HORTICULTURE — Garden guide: Things to do this month


By Mary Jane Frogge, Extension Associate

Fall is an excellent time for taking soil samples in your lawn and garden. Soil tests will measure the pH of the soil, organic matter content and the levels of some of the major elements required for plant growth, such as phosphorus and potassium.

Cure pumpkins, butternut and hubbard squash at temperatures between 70–80°F for two or three weeks immediately after harvest. After curing, store them in a dry place at 55–60°F.

Use dried herbs to make fragrant wreaths and dried flower arrangements.

Fall watering is important for trees and shrubs. Continue to water until the soil freezes.

Dig and bring in cannas, dahlias and gladiolus. Dry, clean and store in a cool location free from frost.

Pick bagworms from evergreen shrubs. This will eliminate the spring hatch from over wintered eggs.

Remove leaves from lawn to reduce lawn problems.

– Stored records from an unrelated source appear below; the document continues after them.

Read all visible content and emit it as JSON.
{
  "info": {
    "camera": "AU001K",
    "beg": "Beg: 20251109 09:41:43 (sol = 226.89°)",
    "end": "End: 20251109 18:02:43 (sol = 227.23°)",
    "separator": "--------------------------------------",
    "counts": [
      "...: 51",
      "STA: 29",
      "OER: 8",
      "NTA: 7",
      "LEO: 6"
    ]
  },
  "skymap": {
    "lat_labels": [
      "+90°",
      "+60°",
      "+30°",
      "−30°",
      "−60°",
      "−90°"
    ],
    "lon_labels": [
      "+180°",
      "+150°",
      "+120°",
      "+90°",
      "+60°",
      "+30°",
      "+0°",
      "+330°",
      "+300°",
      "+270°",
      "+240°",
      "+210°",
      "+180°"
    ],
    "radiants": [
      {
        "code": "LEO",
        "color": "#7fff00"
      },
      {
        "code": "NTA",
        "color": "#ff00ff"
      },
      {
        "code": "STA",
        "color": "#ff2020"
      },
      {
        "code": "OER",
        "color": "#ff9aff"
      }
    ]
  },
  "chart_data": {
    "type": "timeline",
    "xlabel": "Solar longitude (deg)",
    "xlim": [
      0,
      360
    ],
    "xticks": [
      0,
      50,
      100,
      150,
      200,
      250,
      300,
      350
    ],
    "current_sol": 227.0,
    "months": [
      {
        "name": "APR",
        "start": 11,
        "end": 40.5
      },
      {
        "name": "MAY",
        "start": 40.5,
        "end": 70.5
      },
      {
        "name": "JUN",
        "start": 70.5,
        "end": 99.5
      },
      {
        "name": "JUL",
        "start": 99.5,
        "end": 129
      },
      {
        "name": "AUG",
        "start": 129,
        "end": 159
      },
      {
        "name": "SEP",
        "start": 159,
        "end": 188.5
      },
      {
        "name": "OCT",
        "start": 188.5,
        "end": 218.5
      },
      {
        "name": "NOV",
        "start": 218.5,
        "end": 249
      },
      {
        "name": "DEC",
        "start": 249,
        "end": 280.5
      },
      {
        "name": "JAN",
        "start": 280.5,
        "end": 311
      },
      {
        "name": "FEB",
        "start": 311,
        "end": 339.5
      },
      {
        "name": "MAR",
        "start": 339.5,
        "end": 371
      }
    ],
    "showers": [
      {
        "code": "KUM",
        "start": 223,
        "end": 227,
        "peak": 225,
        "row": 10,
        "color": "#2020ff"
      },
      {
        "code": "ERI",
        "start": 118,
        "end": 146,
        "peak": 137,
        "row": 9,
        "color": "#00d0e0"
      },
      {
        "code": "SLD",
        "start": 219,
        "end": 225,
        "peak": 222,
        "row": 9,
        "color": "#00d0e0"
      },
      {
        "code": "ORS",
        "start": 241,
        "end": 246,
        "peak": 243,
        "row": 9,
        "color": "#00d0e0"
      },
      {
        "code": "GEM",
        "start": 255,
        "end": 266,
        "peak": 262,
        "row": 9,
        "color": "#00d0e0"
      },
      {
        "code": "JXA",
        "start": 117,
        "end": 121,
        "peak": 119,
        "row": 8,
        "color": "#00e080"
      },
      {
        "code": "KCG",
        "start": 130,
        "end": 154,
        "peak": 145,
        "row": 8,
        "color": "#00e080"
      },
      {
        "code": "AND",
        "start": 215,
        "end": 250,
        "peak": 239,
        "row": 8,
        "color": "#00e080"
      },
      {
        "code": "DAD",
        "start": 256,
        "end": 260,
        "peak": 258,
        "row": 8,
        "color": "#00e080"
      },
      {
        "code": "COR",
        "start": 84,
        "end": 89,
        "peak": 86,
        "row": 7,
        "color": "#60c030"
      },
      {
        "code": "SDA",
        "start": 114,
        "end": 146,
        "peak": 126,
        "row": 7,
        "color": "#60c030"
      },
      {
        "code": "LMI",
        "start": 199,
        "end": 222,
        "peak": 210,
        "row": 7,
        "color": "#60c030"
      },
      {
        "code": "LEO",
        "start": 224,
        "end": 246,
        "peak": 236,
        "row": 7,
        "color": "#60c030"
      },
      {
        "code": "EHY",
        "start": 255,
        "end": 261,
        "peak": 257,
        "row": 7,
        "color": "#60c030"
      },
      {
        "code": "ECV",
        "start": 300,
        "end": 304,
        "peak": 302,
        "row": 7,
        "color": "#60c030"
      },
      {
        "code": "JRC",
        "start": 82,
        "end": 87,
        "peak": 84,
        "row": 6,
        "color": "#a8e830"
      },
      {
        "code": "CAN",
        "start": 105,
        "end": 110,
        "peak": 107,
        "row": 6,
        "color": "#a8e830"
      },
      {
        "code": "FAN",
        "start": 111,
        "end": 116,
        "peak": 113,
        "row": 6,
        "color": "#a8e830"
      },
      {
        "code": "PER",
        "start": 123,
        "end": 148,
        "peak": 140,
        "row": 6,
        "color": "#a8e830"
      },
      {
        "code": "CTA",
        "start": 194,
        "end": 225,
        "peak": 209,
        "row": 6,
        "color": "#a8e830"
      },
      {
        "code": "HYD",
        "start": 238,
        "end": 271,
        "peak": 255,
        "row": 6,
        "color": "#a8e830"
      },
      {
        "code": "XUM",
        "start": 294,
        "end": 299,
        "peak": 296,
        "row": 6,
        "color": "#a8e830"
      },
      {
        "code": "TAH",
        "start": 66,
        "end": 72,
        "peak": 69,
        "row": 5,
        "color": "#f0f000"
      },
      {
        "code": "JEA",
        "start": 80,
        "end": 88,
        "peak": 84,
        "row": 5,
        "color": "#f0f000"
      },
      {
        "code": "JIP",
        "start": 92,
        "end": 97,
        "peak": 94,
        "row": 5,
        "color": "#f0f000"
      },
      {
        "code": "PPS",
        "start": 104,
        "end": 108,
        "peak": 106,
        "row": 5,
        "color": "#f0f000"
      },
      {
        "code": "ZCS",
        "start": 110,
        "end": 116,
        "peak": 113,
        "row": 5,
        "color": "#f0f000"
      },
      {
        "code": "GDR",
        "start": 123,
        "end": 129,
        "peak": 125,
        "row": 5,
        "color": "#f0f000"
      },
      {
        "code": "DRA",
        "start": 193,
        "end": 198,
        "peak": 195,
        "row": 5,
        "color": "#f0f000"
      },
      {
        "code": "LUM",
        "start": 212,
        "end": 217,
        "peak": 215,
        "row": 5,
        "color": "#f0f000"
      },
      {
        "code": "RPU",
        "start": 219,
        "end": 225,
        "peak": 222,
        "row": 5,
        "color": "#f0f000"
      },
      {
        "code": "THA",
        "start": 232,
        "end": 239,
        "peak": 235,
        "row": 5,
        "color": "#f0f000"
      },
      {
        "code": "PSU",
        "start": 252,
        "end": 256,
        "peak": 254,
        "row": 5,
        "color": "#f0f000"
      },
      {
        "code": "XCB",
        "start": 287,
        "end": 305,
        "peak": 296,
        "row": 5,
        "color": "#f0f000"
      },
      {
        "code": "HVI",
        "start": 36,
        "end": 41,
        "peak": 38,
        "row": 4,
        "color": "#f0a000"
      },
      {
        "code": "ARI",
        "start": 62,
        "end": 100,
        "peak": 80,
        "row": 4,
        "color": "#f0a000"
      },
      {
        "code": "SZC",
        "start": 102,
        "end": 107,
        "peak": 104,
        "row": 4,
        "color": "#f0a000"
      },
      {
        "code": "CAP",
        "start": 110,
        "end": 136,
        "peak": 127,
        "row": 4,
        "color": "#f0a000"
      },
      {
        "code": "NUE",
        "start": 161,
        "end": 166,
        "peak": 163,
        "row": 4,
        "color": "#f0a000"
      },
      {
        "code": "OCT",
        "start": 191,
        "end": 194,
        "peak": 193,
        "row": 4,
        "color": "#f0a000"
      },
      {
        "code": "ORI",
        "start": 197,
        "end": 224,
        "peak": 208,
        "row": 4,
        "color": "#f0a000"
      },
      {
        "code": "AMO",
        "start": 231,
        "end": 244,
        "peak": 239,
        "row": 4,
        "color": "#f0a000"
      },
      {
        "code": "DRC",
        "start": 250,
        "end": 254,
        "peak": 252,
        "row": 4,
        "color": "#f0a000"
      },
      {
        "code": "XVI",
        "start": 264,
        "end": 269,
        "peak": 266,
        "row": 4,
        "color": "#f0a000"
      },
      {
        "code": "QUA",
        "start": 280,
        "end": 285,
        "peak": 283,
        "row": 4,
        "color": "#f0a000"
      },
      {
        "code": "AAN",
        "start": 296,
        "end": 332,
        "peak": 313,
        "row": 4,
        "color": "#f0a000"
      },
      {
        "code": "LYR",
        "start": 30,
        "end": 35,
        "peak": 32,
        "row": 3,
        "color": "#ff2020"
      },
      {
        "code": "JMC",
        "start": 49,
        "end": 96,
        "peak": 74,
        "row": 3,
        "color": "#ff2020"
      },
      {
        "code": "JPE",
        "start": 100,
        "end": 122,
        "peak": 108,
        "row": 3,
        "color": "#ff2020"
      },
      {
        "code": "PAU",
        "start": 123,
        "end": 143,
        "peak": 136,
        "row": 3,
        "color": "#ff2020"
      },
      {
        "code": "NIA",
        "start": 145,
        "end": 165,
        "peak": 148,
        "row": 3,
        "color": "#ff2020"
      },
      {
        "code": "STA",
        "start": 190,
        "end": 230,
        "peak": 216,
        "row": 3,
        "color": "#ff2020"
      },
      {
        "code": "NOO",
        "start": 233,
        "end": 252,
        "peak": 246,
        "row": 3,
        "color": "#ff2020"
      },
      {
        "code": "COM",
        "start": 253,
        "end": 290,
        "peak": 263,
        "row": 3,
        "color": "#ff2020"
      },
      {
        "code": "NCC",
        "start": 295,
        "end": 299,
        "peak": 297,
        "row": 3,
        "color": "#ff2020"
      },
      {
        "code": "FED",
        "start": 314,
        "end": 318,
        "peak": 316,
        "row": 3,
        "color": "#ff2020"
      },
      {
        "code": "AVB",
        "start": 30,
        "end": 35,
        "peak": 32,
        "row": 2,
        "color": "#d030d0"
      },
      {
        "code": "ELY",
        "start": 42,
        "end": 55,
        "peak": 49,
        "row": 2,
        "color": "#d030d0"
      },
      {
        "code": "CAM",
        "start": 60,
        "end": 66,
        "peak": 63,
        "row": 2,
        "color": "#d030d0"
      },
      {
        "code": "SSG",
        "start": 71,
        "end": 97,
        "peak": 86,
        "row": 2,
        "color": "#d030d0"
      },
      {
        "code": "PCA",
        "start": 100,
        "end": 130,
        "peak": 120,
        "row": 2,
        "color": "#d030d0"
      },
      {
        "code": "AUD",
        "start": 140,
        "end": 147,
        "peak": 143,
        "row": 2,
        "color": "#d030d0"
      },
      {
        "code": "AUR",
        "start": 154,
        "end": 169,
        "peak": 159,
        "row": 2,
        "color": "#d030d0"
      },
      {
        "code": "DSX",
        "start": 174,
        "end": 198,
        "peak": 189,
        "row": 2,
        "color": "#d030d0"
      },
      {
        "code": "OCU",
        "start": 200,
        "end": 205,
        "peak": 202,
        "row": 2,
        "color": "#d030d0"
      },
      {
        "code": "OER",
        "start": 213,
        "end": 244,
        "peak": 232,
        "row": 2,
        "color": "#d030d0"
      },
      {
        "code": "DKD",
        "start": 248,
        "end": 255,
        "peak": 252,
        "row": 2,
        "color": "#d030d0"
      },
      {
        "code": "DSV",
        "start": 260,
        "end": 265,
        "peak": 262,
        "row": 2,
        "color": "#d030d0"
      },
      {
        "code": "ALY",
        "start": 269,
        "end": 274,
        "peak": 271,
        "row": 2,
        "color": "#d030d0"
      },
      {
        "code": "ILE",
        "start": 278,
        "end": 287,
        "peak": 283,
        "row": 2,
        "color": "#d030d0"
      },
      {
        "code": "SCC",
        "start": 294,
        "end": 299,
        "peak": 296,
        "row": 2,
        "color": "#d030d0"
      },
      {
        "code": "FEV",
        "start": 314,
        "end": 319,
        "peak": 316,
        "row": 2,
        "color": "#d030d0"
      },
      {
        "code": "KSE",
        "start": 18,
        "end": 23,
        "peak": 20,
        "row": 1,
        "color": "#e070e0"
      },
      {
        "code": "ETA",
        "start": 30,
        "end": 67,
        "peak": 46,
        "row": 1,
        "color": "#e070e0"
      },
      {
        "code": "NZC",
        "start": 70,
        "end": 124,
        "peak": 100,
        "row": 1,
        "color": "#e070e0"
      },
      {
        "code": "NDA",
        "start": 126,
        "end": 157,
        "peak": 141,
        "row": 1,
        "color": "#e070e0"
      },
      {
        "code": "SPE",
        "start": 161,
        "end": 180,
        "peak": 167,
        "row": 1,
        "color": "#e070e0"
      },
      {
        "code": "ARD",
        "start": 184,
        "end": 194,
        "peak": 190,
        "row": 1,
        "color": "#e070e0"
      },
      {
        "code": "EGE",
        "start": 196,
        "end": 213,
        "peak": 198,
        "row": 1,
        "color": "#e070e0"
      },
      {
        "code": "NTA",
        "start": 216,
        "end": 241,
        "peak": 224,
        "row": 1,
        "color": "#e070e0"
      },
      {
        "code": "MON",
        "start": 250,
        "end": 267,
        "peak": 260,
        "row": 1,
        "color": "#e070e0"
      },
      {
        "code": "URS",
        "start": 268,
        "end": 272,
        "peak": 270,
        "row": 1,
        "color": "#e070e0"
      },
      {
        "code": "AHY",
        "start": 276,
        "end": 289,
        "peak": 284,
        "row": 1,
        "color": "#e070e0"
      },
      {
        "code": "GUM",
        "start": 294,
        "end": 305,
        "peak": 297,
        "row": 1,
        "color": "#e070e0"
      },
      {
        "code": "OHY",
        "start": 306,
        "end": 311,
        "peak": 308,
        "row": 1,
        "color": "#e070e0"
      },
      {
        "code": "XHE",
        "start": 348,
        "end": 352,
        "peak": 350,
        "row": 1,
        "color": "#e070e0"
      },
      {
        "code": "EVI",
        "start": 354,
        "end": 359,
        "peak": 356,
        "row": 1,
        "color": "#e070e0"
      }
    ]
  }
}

Compost or shred and use them for mulch.

Plant spring flowering bulbs such as tulips, daffodils and crocus.

Cut down stems and foliage of herbaceous perennials after two or three hard frosts and when leaves begin to brown.

After several hard frosts add mulch to your perennial flower garden. A one inch layer of straw or chopped leaves will help conserve soil moisture and protect the root system.

When deciding on new trees or shrubs to plant around your home, remember to select varieties that will fit the location when they are at their mature height. This will greatly reduce pruning and other maintenance in the future.

Fall is the time to control broadleaf weeds in the lawn, such as white clover, dandelion and ground ivy.

Make a note of any particularly productive or unsatisfactory varieties of vegetables that you planted this year. Such information can be very useful when planning next year’s garden.

Remove any diseased or insect infested plant material from your garden, it may harbor over wintering stages of disease or insect pests. If you leave this plant material in your garden, you are leaving diseases and insects which will begin to reproduce again next spring and add to next year’s pest problem.

Clean up the orchard and small fruit plantings. Sanitation is essential for good maintenance. Dried fruits or mummies carry disease organisms through the winter to attack next year’s crop.

Nut trees are a fine addition to the home landscape. They may accent the house, provide shade in the summer and even become a food source.

Christmas cactus needs special care now to get its beautiful flowers this December. Buds will form at 50–60°F or if the plant is exposed to at least 13 hours of complete darkness each night.